According to PwC’s 21st CEO Survey, an astonishing 80% of executives are concerned about the availability of key skills, leading them to invest more in training and recruiting. In this article, the author cites the coauthor of The Expertise Economy: How The Smartest Companies Use Learning To Engage, Compete, and Succeed, David Blake, in discussing why the skills gap won’t be resolved by outdated training methods and hiring expectations. To source or create employees with the needed skills, Blake contends, leaders need to get past four common myths about learning: colleges will solve the skills gap; traditional school methods are best for company training; quick learners are smarter; and lastly, external factors motivate learning.
Chargebacks are among the most costly business expenses. And while there is no way to stop them from occurring, there are ways to protect your business. In this article, the author discusses what chargebacks are and how a reputable merchant services company can help you win more of your chargeback cases. He then shares five tips for preventing chargebacks, from understanding why they occur in the first place to implementing fraud detection techniques.
Researchers and employment experts identify the quality of humility as the key to better leadership. The author quotes The Wall Street Journal columnist Sue Shellenbarger: “humility is a core quality of leaders who inspire close teamwork, rapid learning, and high performance in their teams, according to several studies in the past three years.” Humility, or being humble, isn’t a sign of weakness or lack of self-confidence – quite the opposite. So how does one cultivate humility? The author discusses 10 behaviors that humble people practice, from thoughtful listening to readily apologizing for mistakes or offenses.
Successful leaders are able to reflect on their past with the goal of recognizing self-defeating patterns. The author says that on a macro level, being stuck in an ineffective pattern can play out as consistently choosing bad business partners or wrong products. To change these patterns means conducting a self-inventory of your unconscious decisions, and the resulting self-awareness can change the trajectory of your life. The author then details five steps for doing your own inventory to identify negative patterns.
Running a business can be especially scary during the holiday season. There’s no need to introduce payroll issues into the already spooky mix, especially when there are a few simple solutions for them. Here the author delves into three common payroll mistakes that can prove to be a year-end nightmare, and shares resources to help Canadian and U.S. business owners avoid them: classifying your employees and contractors incorrectly; not attending to the records of terminated employees; and using incorrect tax rates.
Despite the processes you may have put into place to manage the inner workings of your business to help ensure quality, safety, and customer satisfaction, sometimes employees cut corners or ignore the process altogether. This can lead to a range of bad outcomes such as waste, lost productivity, safety issues, and compliance violations. Here the author discusses four common reasons for employees departing from established processes and the remedies for each: they don’t understand the process or the point; they think they know better; they want to do it faster; and lastly, they think they can get away with it.
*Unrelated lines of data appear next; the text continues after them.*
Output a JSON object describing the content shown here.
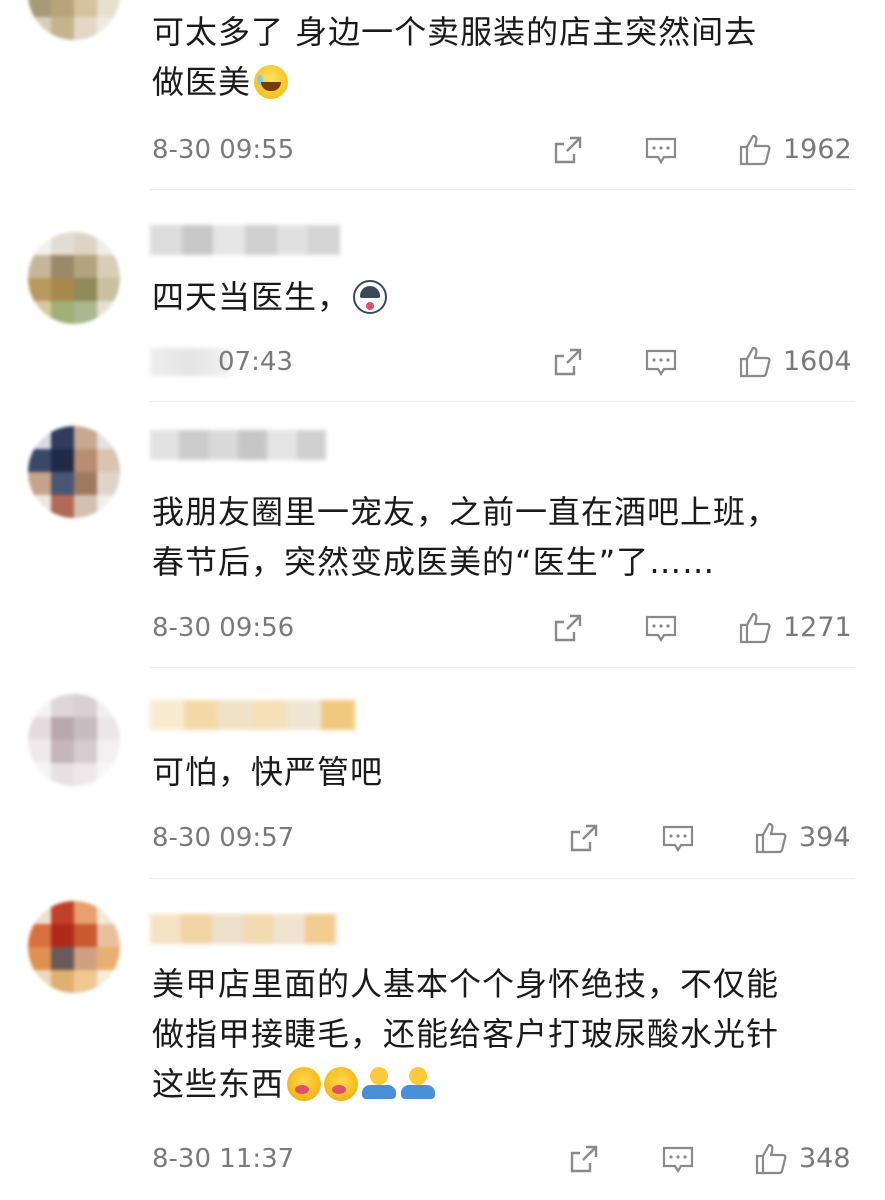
{
  "comments": [
    {
      "text_lines": [
        "可太多了 身边一个卖服装的店主突然间去",
        "做医美"
      ],
      "emojis": [
        "laugh-cry"
      ],
      "time": "8-30 09:55",
      "likes": "1962"
    },
    {
      "text_lines": [
        "四天当医生，"
      ],
      "emojis": [
        "husky"
      ],
      "time": "07:43",
      "likes": "1604"
    },
    {
      "text_lines": [
        "我朋友圈里一宠友，之前一直在酒吧上班，",
        "春节后，突然变成医美的“医生”了……"
      ],
      "emojis": [],
      "time": "8-30 09:56",
      "likes": "1271"
    },
    {
      "text_lines": [
        "可怕，快严管吧"
      ],
      "emojis": [],
      "time": "8-30 09:57",
      "likes": "394"
    },
    {
      "text_lines": [
        "美甲店里面的人基本个个身怀绝技，不仅能",
        "做指甲接睫毛，还能给客户打玻尿酸水光针",
        "这些东西"
      ],
      "emojis": [
        "drool",
        "drool",
        "shrug",
        "shrug"
      ],
      "time": "8-30 11:37",
      "likes": "348"
    }
  ],
  "icons": {
    "repost": "repost-icon",
    "comment": "comment-icon",
    "like": "thumbs-up-icon"
  },
  "colors": {
    "meta_gray": "#7a7a7a",
    "icon_gray": "#8a8a8a",
    "divider": "#ececec"
  }
}
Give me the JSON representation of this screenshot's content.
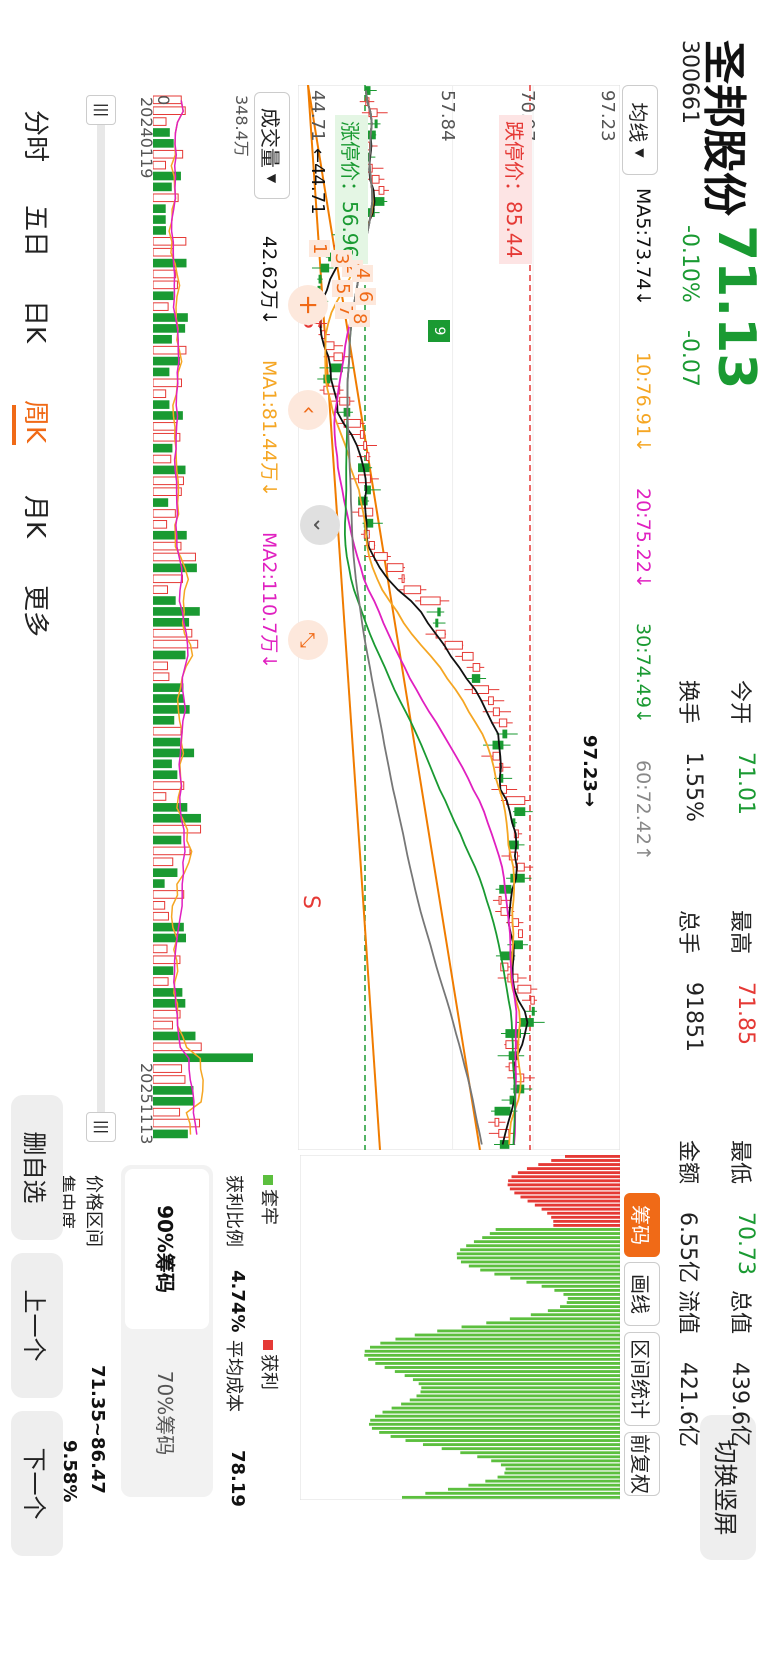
{
  "header": {
    "stock_name": "圣邦股份",
    "stock_code": "300661",
    "price": "71.13",
    "change_pct": "-0.10%",
    "change_amt": "-0.07",
    "switch_btn": "切换竖屏"
  },
  "stats": [
    {
      "label": "今开",
      "value": "71.01",
      "color": "green"
    },
    {
      "label": "最高",
      "value": "71.85",
      "color": "red"
    },
    {
      "label": "最低",
      "value": "70.73",
      "color": "green"
    },
    {
      "label": "总值",
      "value": "439.6亿",
      "color": "black"
    },
    {
      "label": "换手",
      "value": "1.55%",
      "color": "black"
    },
    {
      "label": "总手",
      "value": "91851",
      "color": "black"
    },
    {
      "label": "金额",
      "value": "6.55亿",
      "color": "black"
    },
    {
      "label": "流值",
      "value": "421.6亿",
      "color": "black"
    }
  ],
  "ma_legend": {
    "selector": "均线",
    "ma5": "MA5:73.74↓",
    "ma10": "10:76.91↓",
    "ma20": "20:75.22↓",
    "ma30": "30:74.49↓",
    "ma60": "60:72.42↑"
  },
  "main_chart": {
    "axis_top": "97.23",
    "axis_line2": "70.97",
    "axis_line3": "57.84",
    "axis_bottom": "44.71",
    "limit_down": "跌停价：85.44",
    "limit_up": "涨停价：56.96",
    "low_marker": "←44.71",
    "high_marker": "97.23→",
    "wave_labels": [
      "1",
      "2",
      "3",
      "4",
      "5",
      "6",
      "7",
      "8"
    ],
    "wave_label_9": "9",
    "signal_s": "S"
  },
  "volume": {
    "selector": "成交量",
    "volume": "42.62万↓",
    "ma1": "MA1:81.44万↓",
    "ma2": "MA2:110.7万↓",
    "axis_top": "348.4万",
    "axis_bottom": "0",
    "date_start": "20240119",
    "date_end": "20251113"
  },
  "right_panel": {
    "tabs": [
      "筹码",
      "画线",
      "区间统计",
      "前复权"
    ],
    "legend_trapped": "套牢",
    "legend_profit": "获利",
    "profit_ratio_label": "获利比例",
    "profit_ratio_value": "4.74%",
    "avg_cost_label": "平均成本",
    "avg_cost_value": "78.19",
    "chip_tabs": [
      "90%筹码",
      "70%筹码"
    ],
    "range_label": "价格区间",
    "range_value": "71.35~86.47",
    "conc_label": "集中度",
    "conc_value": "9.58%"
  },
  "bottom_nav": {
    "tabs": [
      "分时",
      "五日",
      "日K",
      "周K",
      "月K",
      "更多"
    ],
    "active": "周K",
    "buttons": [
      "删自选",
      "上一个",
      "下一个"
    ]
  },
  "colors": {
    "up": "#e53935",
    "down": "#1a9a32",
    "accent": "#f06a17",
    "ma5": "#111111",
    "ma10": "#f5a623",
    "ma20": "#e020c0",
    "ma30": "#1a9a32",
    "ma60": "#777777"
  }
}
Your team’s office environment has a dramatic effect on members’ efficiency and productivity. Here the author discusses seven subtle, “empirically backed factors” to consider to boost your team’s productivity, from lighting and ambient noise to color and plant life.
While rebel employees hate following rules and challenge organization norms, they bring value to a business. The author notes that “they tend to be creative about finding new ways to optimize productivity and increase revenue.” But because they also expect special treatment when they get results, they make your company’s “soldiers” – those productive people who follow the rules – feel uncomfortable by upsetting “the chain of command.”
Here the author shares his story about how he learned to manage a particular rebel employee, outlining three steps: gather intelligence, be intentional about making employees feel valued, and craft a win-win solution – with the caveat that not everyone may be on board with that “win-win” solution.
With Amazon and Google dominating cities such as New York, San Francisco, and Seattle and expanding into new ones, startups find themselves hopelessly competing with the tech giants for sourcing talent: it has become prohibitively expensive to hire the skilled staff they need. Well-known business analyst Jeff Bercovici says “these expansions come as tech behemoths are running up against the limits of growth in their home markets: namely, housing, office space and transportation.”
In his analysis, Bercovici cites Wade Foster, CEO of Zapier: “Equity packages don’t pay the rent. That’s why you’re seeing so many startups starting to talk about what’s our non-Silicon Valley strategy? Is it a second office? Is it remote?” With that, the author describes how Zapier and a second startup were able to successfully pivot and scale by going remote, allowing them to tap into both a deeper and cheaper talent pool.
Burned out and going nowhere, fast? Citing Nat Eliason’s provocative article, No More Struggle Porn, the author puts forward that one of the most pervasive – and damaging — startups myths is “the idea that the struggle itself, the overwhelming and overpowering struggle that pushes everything else out of your life, is a good thing.” He sums Eliason’s perspective by saying that while working hard is all well and good, “when you believe the normal state of affairs is to feel like you’re struggling to make progress, you’ll be less likely to quit something that isn’t going anywhere.” He further discusses his own take on “the myth of persistence”, as well as Seth Godin’s take on knowing when to quit.